Electrolysers utilise these intermittent power flows to produce H2 gas from water
H2 gas can be stored in large quantities underground and transported via existing gas pipelines
H2 vehicles recharge faster and are more durable than battery powered transport
Growing H2 demand in industrial processes will reduce costs and increase supply

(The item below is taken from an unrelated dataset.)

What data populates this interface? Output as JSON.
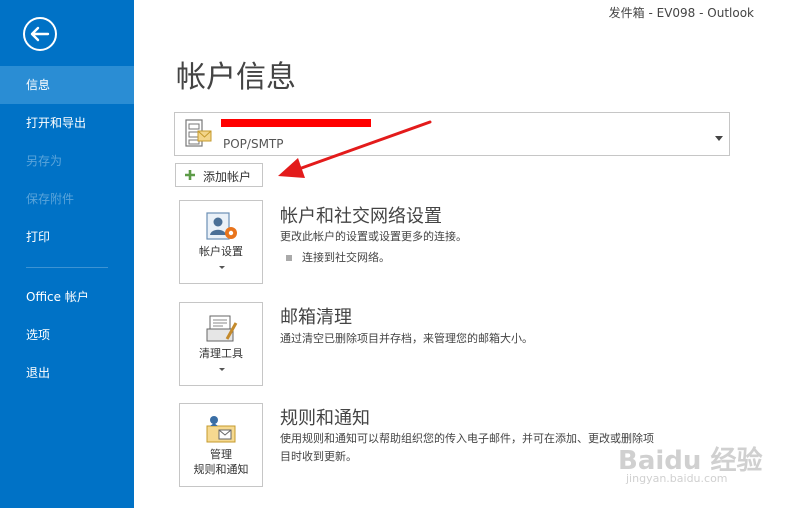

An EU Parliament vote December 17, 2014 on the Fuel Quality Directive (FQD) did not reach a  qualified majority of 376 needed for rejection but found 337 MEPs voting against a Commission proposal that will make oil companies report the origin and trade name of their crude oil.  Many MEP felt that the current  FQD proposal has been weakened in view of its initial ambition to cut fuel CO2 emissions by 6% by 2020. The FQD for example rules that oil from tar sands is to be given the same emission value as conventional petrol or diesel, meaning its higher actual greenhouse gas emissions will not be accounted for.  The vote also demonstrates the Parliament concern about importing tar sands and the impact of the Transatlantic Trade and Investment Partnership. According to research commissioned by the EU executive, tar sands is 23% more carbon intensive than conventional oil. The FQD is important to promote cleaner transport fuels and is part of the EU’s push to cut carbon emissions by 20% by 2020. Transport is responsible for 31% of the EU’s total CO2 emissions. A German initiative  Performance Energy, representing energy and oil companies, lobbied for an amendment of Article 2, paragraph 2, point (i) to add “gaseous fuel produced by renewable energy sources” in order to provide an incentive for hydrogen produced by renewable energy. The FQD’s future will depend on the outcome of the COP21 in Paris in December 2015 according to the conclusions of the EU Council on the Energy and Climate 2o30 dossier.(Photo: courtesy H2Logic, Europe’s latest hydrogen station in Aalborg, Denmark).